The assumption a PR person works under is that the pitch has a message your readers might find value in. Smart PR people figure out how to find the benefit, craft the pitch accordingly, and build a relationship with the blogger.
Unfortunately, not all PR people are as thoughtful and are broadly spamming bloggers, journalists, and media. I’ve been doing PR for 25 years and there are regularly stories about PR people who do dumb things, including offering trips and money to bloggers for coverage.
Ultimately the PR person’s job is to drive awareness and consideration about whatever company, product, or brand they represent and they need to do it in a highly ethical and strategic way.
Some bloggers have found success working with PR agencies as a “brand ambassador.” What is then the difference between PR coverage and brand ambassadorship?
Typically, my interpretation of a brand ambassador, or spokesperson, is that the ambassador speaks to the media.

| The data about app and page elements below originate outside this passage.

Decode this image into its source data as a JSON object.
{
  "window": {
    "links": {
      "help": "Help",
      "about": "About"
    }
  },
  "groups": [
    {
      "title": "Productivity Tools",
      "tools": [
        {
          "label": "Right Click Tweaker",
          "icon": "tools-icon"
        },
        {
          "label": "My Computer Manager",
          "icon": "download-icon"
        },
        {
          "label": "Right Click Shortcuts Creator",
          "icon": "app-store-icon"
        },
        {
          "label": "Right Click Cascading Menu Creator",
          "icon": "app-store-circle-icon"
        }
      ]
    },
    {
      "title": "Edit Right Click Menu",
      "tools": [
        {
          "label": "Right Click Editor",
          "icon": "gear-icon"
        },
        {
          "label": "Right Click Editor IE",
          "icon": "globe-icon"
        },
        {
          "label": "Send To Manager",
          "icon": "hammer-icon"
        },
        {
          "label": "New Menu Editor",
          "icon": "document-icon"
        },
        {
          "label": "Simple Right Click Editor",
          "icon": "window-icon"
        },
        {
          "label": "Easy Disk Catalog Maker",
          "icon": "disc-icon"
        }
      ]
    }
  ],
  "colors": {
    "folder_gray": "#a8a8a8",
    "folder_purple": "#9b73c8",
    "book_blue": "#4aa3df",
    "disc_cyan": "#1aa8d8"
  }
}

Your job as a spokesperson is to get the person you are talking to excited about the brand you represent. And then that person, they can be a blogger, journalist or even a consumer, gets interested and spreads the message. Spokespeople are often experts in a field or influential in a specific space. The spokesperson carries the company’s message and keeps people talking to them.
This is where media training comes in, right?

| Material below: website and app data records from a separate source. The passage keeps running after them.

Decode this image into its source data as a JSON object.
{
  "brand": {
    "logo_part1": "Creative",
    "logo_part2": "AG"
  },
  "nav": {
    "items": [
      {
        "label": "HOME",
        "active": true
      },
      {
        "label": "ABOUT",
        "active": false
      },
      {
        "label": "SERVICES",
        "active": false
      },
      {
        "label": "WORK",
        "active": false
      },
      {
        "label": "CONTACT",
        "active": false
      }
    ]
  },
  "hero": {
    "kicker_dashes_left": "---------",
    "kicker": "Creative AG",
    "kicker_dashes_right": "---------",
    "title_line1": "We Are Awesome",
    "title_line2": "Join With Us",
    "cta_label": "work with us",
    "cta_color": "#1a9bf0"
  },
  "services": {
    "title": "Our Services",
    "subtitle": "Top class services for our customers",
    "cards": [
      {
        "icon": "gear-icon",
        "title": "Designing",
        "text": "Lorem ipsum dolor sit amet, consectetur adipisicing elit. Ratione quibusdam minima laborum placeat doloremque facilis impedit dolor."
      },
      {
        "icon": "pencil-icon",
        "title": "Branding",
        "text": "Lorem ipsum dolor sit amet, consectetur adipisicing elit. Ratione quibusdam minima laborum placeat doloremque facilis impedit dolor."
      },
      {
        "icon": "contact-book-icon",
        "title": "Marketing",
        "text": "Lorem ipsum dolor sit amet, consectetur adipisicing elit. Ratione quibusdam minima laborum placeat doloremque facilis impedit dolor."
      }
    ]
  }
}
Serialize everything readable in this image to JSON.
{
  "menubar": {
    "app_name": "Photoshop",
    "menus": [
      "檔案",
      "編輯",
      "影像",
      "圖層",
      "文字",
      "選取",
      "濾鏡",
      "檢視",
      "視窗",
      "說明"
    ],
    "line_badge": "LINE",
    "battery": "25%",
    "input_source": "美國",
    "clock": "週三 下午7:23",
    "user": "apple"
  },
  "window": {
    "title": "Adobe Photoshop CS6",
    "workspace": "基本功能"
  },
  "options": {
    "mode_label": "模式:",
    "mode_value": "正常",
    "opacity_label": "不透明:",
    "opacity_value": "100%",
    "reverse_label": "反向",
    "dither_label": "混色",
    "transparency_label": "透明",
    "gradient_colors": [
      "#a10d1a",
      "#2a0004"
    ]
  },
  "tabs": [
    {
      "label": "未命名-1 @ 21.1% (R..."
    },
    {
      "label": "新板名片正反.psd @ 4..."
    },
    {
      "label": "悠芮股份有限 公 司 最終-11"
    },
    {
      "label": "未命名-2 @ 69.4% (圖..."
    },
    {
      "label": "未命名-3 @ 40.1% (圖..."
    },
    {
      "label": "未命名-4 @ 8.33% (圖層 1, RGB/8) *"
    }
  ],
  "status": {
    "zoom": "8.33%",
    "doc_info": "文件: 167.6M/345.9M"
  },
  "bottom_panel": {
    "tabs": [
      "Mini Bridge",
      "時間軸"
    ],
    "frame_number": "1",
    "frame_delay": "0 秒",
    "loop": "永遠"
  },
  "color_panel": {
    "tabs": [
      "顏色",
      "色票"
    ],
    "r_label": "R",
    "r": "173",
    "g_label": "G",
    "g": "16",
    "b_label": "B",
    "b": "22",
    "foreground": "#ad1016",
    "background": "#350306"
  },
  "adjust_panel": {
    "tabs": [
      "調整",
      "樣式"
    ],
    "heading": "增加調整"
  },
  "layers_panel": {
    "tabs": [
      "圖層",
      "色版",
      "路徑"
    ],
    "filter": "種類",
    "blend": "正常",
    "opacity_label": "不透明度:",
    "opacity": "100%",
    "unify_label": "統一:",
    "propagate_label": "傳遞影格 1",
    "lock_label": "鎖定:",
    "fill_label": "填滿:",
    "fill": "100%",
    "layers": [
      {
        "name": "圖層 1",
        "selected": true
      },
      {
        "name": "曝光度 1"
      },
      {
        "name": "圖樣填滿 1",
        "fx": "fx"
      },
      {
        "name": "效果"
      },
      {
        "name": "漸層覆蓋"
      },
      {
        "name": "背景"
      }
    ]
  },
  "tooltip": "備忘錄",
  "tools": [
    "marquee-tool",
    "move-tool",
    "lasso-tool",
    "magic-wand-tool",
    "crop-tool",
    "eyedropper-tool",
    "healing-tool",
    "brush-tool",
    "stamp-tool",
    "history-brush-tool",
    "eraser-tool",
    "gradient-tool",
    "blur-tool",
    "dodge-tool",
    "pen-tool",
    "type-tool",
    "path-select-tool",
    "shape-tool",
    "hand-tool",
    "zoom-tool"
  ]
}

Being a good spokesperson is an art, just like being a great public speaker or storyteller. There are a lot of media dos and don’ts and the art is in honing your message and finding those high impact sound bytes that will get picked up and get the company’s name included in an article or story. Media training is rigorous and ongoing. It’s a critical part of preparing a spokesperson to go out and represent a brand.
If a blogger gets pitched and they are more interesting in a paying opportunity, what do you recommend?
There is certainly an opportunity for bloggers to contribute and get paid. Perhaps they can get paid to write a story for the company blog. Often, the relationships between PR and bloggers can also lead to advertising opportunities as another potential source of revenue.
Before we go, I have to ask you about the so-called “blacklists” PR agencies are rumored to keep. This is something we love to speculate over. Is there such a thing? And if so, what would get a blogger blacklisted?
I think there is an unwritten expectation of trust between PR people, journalists, and bloggers. Many times a PR person will release information under an embargo, as in – “I’m giving you this information in advance but you cannot post your story until the specific date I give you.” More and more media outlets simply won’t take any information under embargo. I totally get that. But if a blogger took the information and didn’t maintain the embargo and just ran the story, that would make me, as a PR person, less likely to work with them in the future. The blacklisted thing seems pretty severe, in my opinion. I also think a lot of the “blacklisting” is situational. This is a symbiotic relationship. Ideally, the blogger needs the PR person and the PR person needs the blogger. So we are constantly finding ways to work together that’s mutually beneficial.
What would benefit the blogger, besides money? The information, the relevance? I think there are a lot of bloggers who feel they don’t need the constant stream of pitches. I hear a lot of bloggers complain about it, actually.
What I’m hoping the blogger I’m pitching to needs is a constant source of relevant news, topics, and story ideas. It’s hard to write and run a blog and keep abreast of everything at the same time. If the relationship is kept up over time, then maybe the blogger gets the opportunity to break news, which drives up their equity in the space.
Hopefully your PR relationships as a blogger are keeping a constant flow of ideas coming in. I’d like to think the relationship goes both ways.
This article has been edited for length and clarity.